[[ SOURCE DATA, beginning ]]

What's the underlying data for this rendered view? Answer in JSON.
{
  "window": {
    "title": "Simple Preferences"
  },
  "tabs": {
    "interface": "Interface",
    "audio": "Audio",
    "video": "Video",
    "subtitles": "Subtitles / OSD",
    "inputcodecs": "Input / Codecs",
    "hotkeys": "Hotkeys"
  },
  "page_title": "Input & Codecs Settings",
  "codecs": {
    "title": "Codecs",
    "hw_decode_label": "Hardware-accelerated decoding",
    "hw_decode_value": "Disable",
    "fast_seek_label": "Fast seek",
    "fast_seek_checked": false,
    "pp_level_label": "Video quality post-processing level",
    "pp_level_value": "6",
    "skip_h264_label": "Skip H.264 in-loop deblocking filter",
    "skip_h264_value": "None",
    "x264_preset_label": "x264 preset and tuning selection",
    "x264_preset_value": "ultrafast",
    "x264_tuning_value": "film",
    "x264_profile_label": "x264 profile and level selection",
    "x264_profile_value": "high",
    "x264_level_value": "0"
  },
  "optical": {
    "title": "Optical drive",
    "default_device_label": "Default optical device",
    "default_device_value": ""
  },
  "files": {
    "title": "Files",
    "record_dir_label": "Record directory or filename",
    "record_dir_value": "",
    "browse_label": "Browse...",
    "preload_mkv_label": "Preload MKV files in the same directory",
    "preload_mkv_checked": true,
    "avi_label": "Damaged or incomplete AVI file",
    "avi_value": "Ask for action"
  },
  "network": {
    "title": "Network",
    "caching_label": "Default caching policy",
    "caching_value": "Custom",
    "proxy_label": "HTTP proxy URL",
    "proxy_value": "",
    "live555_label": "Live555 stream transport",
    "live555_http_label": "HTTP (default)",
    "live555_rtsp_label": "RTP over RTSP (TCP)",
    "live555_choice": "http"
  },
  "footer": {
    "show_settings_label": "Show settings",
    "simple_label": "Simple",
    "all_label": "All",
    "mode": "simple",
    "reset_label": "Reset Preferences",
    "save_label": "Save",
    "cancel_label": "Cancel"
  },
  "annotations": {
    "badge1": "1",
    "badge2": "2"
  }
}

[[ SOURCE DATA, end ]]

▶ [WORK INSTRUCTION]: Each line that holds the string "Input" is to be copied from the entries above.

▶ [RESULT]:
    "inputcodecs": "Input / Codecs",
  "page_title": "Input & Codecs Settings",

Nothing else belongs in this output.